While opiate addictions in general can be difficult to overcome, heroin exists as one of the most addictive opiates on the market. Heroin effects not only carry an incredibly strong addiction potential, but also cause widespread damage to the body over time.
According to the Harvard Gazette, death rates from heroin abuse and overdose saw a four-fold increase between the years 2002 and 2013. Heroin abuse rates also saw a 150 percent increase between 2007 and 2013. For these reasons, if you’ve experienced overdose episodes or engaged in heroin abuse for an extended period of time you’ll likely require some form of heroin inpatient rehab as these programs specialize in treating both the physical and psychological effects of heroin addiction.
Heroin’s Damaging Effects
Heroin acts as a powerful depressant, slowing down the body’s major systems in dangerous ways, according to the National Institute on Drug Abuse.
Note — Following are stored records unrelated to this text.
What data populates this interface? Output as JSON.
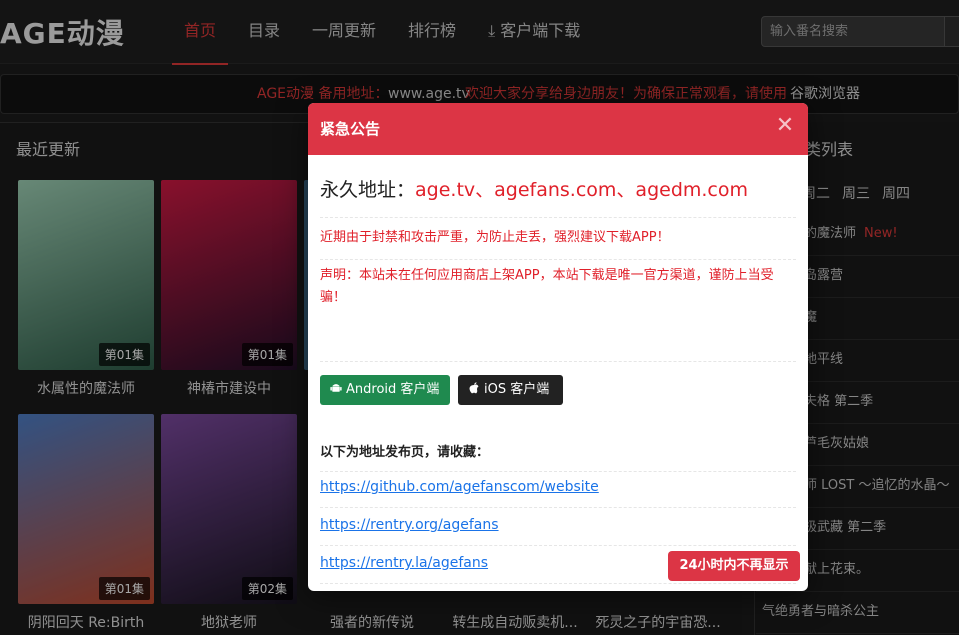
{
  "header": {
    "logo": "AGE动漫",
    "nav": [
      {
        "label": "首页",
        "active": true
      },
      {
        "label": "目录",
        "active": false
      },
      {
        "label": "一周更新",
        "active": false
      },
      {
        "label": "排行榜",
        "active": false
      },
      {
        "label": "客户端下载",
        "active": false
      }
    ],
    "search_placeholder": "输入番名搜索"
  },
  "notice": {
    "part1": "AGE动漫 备用地址：",
    "part2": "www.age.tv",
    "part3": "欢迎大家分享给身边朋友！为确保正常观看，请使用",
    "part4": "谷歌浏览器"
  },
  "recent": {
    "title": "最近更新",
    "cards": [
      {
        "title": "水属性的魔法师",
        "badge": "第01集",
        "color1": "#7fb79a",
        "color2": "#2f5e4a"
      },
      {
        "title": "神椿市建设中",
        "badge": "第01集",
        "color1": "#c0143a",
        "color2": "#2a0e2e"
      },
      {
        "title": "阴阳回天 Re:Birth",
        "badge": "第01集",
        "color1": "#3d6fb5",
        "color2": "#c24a2c"
      },
      {
        "title": "地狱老师",
        "badge": "第02集",
        "color1": "#6d3c8c",
        "color2": "#1a1624"
      },
      {
        "title": "强者的新传说",
        "badge": "",
        "color1": "#4a5e7a",
        "color2": "#1e2a3a"
      },
      {
        "title": "转生成自动贩卖机...",
        "badge": "",
        "color1": "#5c7a4a",
        "color2": "#232b1e"
      },
      {
        "title": "死灵之子的宇宙恐...",
        "badge": "",
        "color1": "#3a3a5c",
        "color2": "#15151f"
      }
    ]
  },
  "schedule": {
    "title": "类列表",
    "days": [
      "周二",
      "周三",
      "周四"
    ],
    "items": [
      {
        "label": "的魔法师",
        "new": "New!"
      },
      {
        "label": "岛露营",
        "new": ""
      },
      {
        "label": "魔",
        "new": ""
      },
      {
        "label": "地平线",
        "new": ""
      },
      {
        "label": "夫格 第二季",
        "new": ""
      },
      {
        "label": "芦毛灰姑娘",
        "new": ""
      },
      {
        "label": "师 LOST ～追忆的水晶～",
        "new": ""
      },
      {
        "label": "极武藏 第二季",
        "new": ""
      },
      {
        "label": "献上花束。",
        "new": ""
      },
      {
        "label": "气绝勇者与暗杀公主",
        "new": ""
      }
    ]
  },
  "modal": {
    "title": "紧急公告",
    "addr_prefix": "永久地址：",
    "addr_domains": "age.tv、agefans.com、agedm.com",
    "warning1": "近期由于封禁和攻击严重，为防止走丢，强烈建议下载APP！",
    "warning2": "声明：本站未在任何应用商店上架APP，本站下载是唯一官方渠道，谨防上当受骗！",
    "android_label": "Android 客户端",
    "ios_label": "iOS 客户端",
    "bookmark_label": "以下为地址发布页，请收藏：",
    "links": [
      "https://github.com/agefanscom/website",
      "https://rentry.org/agefans",
      "https://rentry.la/agefans"
    ],
    "dismiss_label": "24小时内不再显示"
  },
  "colors": {
    "accent": "#dc3545",
    "android": "#1f8a4f",
    "ios": "#222222",
    "link": "#1a73e8"
  }
}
This drug exerts its effects at individual cell sites throughout the brain and central nervous system, disrupting normal neurotransmitter production rates and over time, creating a self-perpetuating state of chemical imbalance throughout the brain and body.
In cases of chronic, long-term use, heroin can cause any number of health problems to develop, including:
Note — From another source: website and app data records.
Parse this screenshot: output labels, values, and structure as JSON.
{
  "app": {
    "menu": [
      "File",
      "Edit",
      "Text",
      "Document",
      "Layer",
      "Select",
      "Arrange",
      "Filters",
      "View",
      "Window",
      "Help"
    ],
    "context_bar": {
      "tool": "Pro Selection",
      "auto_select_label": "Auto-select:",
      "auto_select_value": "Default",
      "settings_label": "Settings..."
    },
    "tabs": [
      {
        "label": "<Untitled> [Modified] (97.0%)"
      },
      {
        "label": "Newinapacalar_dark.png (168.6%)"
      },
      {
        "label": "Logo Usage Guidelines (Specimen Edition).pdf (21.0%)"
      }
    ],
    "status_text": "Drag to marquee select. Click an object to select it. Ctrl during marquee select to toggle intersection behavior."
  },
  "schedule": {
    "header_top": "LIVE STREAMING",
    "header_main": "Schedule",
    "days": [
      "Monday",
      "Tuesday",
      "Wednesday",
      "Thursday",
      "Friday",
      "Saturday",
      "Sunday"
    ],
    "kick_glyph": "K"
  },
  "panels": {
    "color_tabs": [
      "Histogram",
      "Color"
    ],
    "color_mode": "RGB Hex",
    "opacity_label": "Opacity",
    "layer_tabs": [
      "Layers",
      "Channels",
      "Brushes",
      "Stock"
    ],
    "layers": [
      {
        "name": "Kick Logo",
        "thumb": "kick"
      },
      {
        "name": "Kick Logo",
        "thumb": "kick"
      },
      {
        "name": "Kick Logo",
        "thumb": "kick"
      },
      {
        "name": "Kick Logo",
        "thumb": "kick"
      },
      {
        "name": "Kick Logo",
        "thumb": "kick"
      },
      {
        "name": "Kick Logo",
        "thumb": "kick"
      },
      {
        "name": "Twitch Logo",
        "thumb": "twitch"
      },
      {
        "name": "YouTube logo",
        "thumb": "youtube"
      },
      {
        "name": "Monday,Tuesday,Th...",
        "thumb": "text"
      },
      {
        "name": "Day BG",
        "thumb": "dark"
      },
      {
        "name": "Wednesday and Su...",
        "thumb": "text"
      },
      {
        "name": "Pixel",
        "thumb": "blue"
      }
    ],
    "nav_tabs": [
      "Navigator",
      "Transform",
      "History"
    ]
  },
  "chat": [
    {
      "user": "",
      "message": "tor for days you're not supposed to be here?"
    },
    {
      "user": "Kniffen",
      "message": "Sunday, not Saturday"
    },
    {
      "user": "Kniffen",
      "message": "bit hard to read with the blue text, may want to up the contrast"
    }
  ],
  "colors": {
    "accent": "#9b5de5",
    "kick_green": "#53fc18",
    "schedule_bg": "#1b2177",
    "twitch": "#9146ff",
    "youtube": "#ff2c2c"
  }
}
- Heart disease
- Psychological disorders, such as depression and anxiety disorders
- For IV users – skin abscesses, bacterial infections in the blood vessels, collapsed veins
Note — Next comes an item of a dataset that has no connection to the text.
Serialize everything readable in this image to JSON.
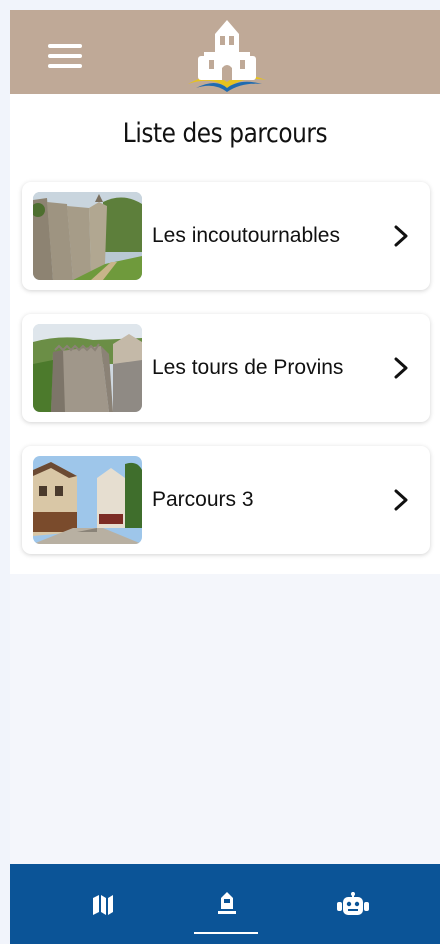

For people trying to recover from heroin addiction, these conditions and others can compromise their efforts in terms of limiting one’s ability to engage in the treatment process.
Heroin Inpatient Rehab
The Need for Medical Treatment
Chronic heroin addictions carry an 80 percent relapse rate within the first year of recovery, partly because of the medical complications that develop out of long-term opiate use. In order to best equip a person for managing the challenges that come with recovery, heroin inpatient rehab programs take a multi-layered approach to treating heroin addiction.
Without needed medical treatment, the effects of a medical condition can make it that much more difficult to maintain abstinence for any length of time. Heroin inpatient rehab interventions work to stabilize brain and body functions while at the same time addressing addiction’s psychological aftereffects through intensive behavioral therapies and group work.
The brain chemical imbalances left behind by heroin often become the most problematic issue recovering addicts face in recovery. In effect, heroin inpatient rehab programs use these medications to help support damaged brain cell functions, which in turn provide considerable relief from the withdrawal and cravings effects that plague the recovery process.
Medication-assisted therapies are specifically formulated to restore a normal chemical balance in the brain. Medications commonly used in this capacity include:
If you’ve abused heroin on a frequent, long-term basis you’ve likely noticed the adverse effects it’s had on your body and mind. While drug treatment programs in general do treat opiate addictions, long-term heroin abuse requires the type of comprehensive treatment approach that heroin inpatient rehab provides.
If you or someone you know struggles with heroin addiction and have questions about addiction, or need help locating heroin inpatient rehab programs in your area, please feel free to call our toll-free helpline at 800-442-6158 Who Answers? for further assistance.